In the entries below, find every line with the string "void" and copy it.

## Records supplied:
■ ■ ■ ■

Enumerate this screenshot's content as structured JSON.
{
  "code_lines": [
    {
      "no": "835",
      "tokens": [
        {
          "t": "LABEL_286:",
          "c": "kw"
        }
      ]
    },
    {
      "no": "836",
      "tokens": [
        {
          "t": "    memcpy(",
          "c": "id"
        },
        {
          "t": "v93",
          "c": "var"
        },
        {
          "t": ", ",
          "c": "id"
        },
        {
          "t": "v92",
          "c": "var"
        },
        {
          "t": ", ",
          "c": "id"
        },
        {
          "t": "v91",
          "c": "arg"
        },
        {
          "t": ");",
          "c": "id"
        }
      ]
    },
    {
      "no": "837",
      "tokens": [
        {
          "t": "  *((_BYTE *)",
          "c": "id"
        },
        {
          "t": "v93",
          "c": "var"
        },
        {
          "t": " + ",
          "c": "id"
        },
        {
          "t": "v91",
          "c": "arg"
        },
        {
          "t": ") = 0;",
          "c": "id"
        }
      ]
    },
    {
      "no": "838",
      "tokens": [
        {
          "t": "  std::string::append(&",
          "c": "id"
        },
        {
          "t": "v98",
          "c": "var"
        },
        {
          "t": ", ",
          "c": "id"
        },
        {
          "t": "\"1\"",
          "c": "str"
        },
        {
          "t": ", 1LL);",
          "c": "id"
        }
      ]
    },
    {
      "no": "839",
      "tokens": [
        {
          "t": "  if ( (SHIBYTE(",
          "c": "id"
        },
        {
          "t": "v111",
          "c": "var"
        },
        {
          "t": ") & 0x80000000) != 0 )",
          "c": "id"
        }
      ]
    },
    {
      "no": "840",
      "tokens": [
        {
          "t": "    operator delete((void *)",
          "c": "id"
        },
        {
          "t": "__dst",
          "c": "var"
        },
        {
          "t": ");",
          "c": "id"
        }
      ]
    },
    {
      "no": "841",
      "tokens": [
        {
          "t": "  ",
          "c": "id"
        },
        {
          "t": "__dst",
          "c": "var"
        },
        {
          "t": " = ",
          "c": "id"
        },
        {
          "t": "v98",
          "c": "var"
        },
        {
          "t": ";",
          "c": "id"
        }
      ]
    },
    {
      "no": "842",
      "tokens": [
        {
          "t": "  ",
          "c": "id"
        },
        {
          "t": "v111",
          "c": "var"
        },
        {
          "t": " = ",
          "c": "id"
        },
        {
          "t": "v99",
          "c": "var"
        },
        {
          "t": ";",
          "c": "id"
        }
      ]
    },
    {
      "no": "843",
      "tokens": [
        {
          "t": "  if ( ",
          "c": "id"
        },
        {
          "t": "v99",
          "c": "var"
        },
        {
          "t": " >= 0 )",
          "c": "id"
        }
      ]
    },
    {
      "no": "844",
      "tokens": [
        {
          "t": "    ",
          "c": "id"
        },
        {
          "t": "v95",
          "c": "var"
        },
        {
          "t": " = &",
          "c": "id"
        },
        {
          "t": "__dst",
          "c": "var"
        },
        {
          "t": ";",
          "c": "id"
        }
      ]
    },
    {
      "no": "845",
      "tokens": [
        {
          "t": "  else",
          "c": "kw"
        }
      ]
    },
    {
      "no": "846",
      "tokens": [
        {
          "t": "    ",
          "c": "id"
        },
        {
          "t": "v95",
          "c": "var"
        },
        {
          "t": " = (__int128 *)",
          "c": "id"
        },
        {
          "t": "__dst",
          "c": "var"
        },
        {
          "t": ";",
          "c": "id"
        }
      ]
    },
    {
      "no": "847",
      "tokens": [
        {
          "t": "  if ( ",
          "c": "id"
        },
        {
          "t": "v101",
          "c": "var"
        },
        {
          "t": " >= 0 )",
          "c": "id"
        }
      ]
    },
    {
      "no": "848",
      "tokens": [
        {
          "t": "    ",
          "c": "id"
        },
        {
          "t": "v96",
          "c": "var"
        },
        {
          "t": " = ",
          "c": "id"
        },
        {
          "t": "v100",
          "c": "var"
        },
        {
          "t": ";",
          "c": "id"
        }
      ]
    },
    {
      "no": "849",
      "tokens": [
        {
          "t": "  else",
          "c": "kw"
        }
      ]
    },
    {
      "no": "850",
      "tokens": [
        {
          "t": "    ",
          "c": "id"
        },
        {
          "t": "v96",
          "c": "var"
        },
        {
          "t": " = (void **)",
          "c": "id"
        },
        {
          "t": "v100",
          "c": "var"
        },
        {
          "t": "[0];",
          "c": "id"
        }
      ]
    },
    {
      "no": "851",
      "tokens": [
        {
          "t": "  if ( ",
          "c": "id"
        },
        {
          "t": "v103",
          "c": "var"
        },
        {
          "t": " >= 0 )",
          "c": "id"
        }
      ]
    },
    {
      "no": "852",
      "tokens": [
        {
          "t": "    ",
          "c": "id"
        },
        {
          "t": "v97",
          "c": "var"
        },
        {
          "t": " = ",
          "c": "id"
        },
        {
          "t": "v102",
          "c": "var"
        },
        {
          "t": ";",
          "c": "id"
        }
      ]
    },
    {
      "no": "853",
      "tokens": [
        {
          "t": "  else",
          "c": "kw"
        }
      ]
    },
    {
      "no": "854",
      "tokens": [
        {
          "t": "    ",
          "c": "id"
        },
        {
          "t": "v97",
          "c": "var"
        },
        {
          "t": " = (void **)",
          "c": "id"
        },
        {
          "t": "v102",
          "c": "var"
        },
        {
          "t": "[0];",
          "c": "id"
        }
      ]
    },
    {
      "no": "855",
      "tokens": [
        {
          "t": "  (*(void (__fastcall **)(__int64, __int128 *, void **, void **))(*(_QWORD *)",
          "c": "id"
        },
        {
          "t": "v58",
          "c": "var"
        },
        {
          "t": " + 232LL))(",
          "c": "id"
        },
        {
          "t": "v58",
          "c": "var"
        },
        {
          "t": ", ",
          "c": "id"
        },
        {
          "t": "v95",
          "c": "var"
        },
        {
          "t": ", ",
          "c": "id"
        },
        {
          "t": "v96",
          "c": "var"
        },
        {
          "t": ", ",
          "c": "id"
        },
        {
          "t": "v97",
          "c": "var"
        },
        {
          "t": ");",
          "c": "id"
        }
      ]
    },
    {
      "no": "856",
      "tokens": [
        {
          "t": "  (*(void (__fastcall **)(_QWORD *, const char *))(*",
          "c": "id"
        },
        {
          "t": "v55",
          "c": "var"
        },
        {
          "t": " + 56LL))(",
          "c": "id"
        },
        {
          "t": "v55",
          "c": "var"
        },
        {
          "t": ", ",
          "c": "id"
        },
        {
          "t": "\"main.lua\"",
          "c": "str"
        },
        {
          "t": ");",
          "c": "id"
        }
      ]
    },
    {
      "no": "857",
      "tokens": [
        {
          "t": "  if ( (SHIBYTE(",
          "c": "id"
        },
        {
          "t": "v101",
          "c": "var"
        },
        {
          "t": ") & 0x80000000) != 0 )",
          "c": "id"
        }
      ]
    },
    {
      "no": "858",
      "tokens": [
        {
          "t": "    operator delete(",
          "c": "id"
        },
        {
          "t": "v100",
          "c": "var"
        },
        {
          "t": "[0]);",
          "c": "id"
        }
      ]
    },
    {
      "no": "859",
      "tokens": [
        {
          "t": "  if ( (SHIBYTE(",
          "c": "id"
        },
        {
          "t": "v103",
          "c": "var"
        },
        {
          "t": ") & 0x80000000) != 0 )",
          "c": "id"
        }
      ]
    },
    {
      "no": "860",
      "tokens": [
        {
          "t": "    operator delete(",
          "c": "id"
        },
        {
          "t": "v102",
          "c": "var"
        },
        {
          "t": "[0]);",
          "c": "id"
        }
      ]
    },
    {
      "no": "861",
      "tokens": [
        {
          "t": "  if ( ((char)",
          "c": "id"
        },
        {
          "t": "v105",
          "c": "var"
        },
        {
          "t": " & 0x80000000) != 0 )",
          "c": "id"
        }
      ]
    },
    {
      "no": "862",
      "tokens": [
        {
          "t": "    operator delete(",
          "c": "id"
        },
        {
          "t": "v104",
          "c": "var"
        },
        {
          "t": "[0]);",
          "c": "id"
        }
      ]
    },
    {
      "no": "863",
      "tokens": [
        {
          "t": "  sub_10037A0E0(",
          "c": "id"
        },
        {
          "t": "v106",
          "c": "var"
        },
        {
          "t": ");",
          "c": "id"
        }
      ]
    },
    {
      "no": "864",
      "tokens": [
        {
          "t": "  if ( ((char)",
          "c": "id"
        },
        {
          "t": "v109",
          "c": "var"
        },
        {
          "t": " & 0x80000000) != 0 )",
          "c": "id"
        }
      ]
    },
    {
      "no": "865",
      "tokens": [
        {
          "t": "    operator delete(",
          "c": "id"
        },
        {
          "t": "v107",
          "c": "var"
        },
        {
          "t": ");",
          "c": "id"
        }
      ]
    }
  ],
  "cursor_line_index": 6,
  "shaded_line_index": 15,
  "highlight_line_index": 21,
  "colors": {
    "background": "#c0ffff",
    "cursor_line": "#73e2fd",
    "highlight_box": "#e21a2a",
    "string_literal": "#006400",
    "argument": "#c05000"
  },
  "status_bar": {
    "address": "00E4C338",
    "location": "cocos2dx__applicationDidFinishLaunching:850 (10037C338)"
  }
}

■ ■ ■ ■

## Answer to the problem:
          "t": "    operator delete((void *)",
          "t": " = (void **)",
          "t": " = (void **)",
          "t": "  (*(void (__fastcall **)(__int64, __int128 *, void **, void **))(*(_QWORD *)",
          "t": "  (*(void (__fastcall **)(_QWORD *, const char *))(*",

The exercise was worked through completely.